▶ **Problem statement**: Repeat each record word for word. Leave nothing out.

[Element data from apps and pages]
++++++++++++++++++++
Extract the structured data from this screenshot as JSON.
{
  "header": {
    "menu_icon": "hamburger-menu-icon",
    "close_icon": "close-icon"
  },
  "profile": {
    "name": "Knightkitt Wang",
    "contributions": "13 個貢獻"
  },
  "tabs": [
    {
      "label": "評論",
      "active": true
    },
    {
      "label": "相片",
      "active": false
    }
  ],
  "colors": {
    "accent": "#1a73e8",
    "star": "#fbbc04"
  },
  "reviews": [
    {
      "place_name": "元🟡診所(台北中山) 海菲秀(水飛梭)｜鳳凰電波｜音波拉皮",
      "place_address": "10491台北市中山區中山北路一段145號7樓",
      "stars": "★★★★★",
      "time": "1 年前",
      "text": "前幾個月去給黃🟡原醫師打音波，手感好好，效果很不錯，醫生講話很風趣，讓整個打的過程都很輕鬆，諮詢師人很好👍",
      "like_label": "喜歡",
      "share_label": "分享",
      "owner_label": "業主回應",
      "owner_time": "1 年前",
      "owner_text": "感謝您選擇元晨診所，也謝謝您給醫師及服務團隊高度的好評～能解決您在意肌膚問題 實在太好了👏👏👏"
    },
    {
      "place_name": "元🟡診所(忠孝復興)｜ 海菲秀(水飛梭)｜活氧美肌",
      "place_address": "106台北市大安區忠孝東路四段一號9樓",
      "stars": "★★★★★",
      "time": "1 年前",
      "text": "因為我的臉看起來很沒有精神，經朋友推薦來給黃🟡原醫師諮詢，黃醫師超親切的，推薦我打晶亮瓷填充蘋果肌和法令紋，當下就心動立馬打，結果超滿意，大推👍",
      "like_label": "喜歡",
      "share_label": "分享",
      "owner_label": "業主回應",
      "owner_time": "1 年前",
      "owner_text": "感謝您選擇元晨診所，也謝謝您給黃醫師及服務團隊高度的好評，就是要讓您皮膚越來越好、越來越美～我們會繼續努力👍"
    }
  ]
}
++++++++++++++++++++
▶ **Problem solution**:
Extract the structured data from this screenshot as JSON.
{
  "header": {
    "menu_icon": "hamburger-menu-icon",
    "close_icon": "close-icon"
  },
  "profile": {
    "name": "Knightkitt Wang",
    "contributions": "13 個貢獻"
  },
  "tabs": [
    {
      "label": "評論",
      "active": true
    },
    {
      "label": "相片",
      "active": false
    }
  ],
  "colors": {
    "accent": "#1a73e8",
    "star": "#fbbc04"
  },
  "reviews": [
    {
      "place_name": "元🟡診所(台北中山) 海菲秀(水飛梭)｜鳳凰電波｜音波拉皮",
      "place_address": "10491台北市中山區中山北路一段145號7樓",
      "stars": "★★★★★",
      "time": "1 年前",
      "text": "前幾個月去給黃🟡原醫師打音波，手感好好，效果很不錯，醫生講話很風趣，讓整個打的過程都很輕鬆，諮詢師人很好👍",
      "like_label": "喜歡",
      "share_label": "分享",
      "owner_label": "業主回應",
      "owner_time": "1 年前",
      "owner_text": "感謝您選擇元晨診所，也謝謝您給醫師及服務團隊高度的好評～能解決您在意肌膚問題 實在太好了👏👏👏"
    },
    {
      "place_name": "元🟡診所(忠孝復興)｜ 海菲秀(水飛梭)｜活氧美肌",
      "place_address": "106台北市大安區忠孝東路四段一號9樓",
      "stars": "★★★★★",
      "time": "1 年前",
      "text": "因為我的臉看起來很沒有精神，經朋友推薦來給黃🟡原醫師諮詢，黃醫師超親切的，推薦我打晶亮瓷填充蘋果肌和法令紋，當下就心動立馬打，結果超滿意，大推👍",
      "like_label": "喜歡",
      "share_label": "分享",
      "owner_label": "業主回應",
      "owner_time": "1 年前",
      "owner_text": "感謝您選擇元晨診所，也謝謝您給黃醫師及服務團隊高度的好評，就是要讓您皮膚越來越好、越來越美～我們會繼續努力👍"
    }
  ]
}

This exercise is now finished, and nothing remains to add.